Isla’s future is very much in the balance. The media reports that Juventus want to keep him for next season, renewing the co-ownership agreement, but unless there’s some kind of concerted effort to give him playing time, again, regardless of his level of performance, it seems pointless both for the club and player. A return to Udinese might be a step back in terms of Isla’s career, but could go a long way towards re-establishing himself as one of the most technically gifted fullbacks in the world.
A Tale of Two Transfers: From Udinese to Juventus, with Different Results
Asamoah and Isla arrived at Juventus for nearly the same price, both on co-ownership models, but the two have endured very different maiden seasons at the club. Asamoah has staked his claim as a wingback despite his background as a central midfield, but Isla has not been able to get any time as a right wingback. After an explosive start to the season, Asamoah’s performances have calmed down somewhat, whereas for Mauricio Isla, there’s nowhere else to go other than up.
It’ll be a big summer for both as their two parent Bianconeri clubs meet to discuss their futures. Juventus will undoubtedly try and sign Asamoah in full, whereas a renewal of the co-ownership deal for Isla seems the most likely, with neither club particularly interested in buying him outright.
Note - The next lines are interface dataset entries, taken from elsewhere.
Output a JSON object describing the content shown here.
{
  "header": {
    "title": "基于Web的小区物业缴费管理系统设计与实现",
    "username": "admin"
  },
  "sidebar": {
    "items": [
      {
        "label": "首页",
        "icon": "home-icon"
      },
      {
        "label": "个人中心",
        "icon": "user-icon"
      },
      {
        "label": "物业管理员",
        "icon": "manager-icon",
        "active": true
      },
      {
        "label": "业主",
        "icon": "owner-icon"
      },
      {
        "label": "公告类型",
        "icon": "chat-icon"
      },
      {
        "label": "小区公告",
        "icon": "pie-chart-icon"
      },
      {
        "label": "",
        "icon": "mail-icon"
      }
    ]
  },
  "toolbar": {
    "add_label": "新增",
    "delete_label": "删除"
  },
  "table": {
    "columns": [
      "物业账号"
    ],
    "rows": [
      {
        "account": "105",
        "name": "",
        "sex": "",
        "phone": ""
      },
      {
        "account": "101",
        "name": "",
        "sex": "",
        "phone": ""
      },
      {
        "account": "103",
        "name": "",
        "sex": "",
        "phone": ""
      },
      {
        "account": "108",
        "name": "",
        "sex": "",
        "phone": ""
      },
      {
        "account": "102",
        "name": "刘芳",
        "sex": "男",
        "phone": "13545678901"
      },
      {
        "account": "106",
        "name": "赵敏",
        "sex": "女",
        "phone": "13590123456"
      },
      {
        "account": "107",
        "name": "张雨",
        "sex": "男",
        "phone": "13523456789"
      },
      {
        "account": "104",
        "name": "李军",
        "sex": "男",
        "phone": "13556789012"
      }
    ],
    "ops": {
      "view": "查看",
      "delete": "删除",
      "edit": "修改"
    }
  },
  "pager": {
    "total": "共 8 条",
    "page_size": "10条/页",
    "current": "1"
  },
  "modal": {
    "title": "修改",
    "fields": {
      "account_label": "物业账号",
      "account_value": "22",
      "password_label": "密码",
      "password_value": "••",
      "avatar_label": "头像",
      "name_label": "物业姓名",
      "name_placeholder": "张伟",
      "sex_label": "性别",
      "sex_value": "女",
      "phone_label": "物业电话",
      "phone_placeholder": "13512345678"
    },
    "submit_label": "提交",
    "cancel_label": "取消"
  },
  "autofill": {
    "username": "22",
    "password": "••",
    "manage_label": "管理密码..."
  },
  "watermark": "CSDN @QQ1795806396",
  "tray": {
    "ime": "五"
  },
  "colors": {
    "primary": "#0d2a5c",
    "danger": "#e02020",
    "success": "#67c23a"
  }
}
The chief question for Juventus should be whether Marotta and Conte intend Isla to be a long-term replacement for Lichtsteiner, or simply a gamble that didn’t work out.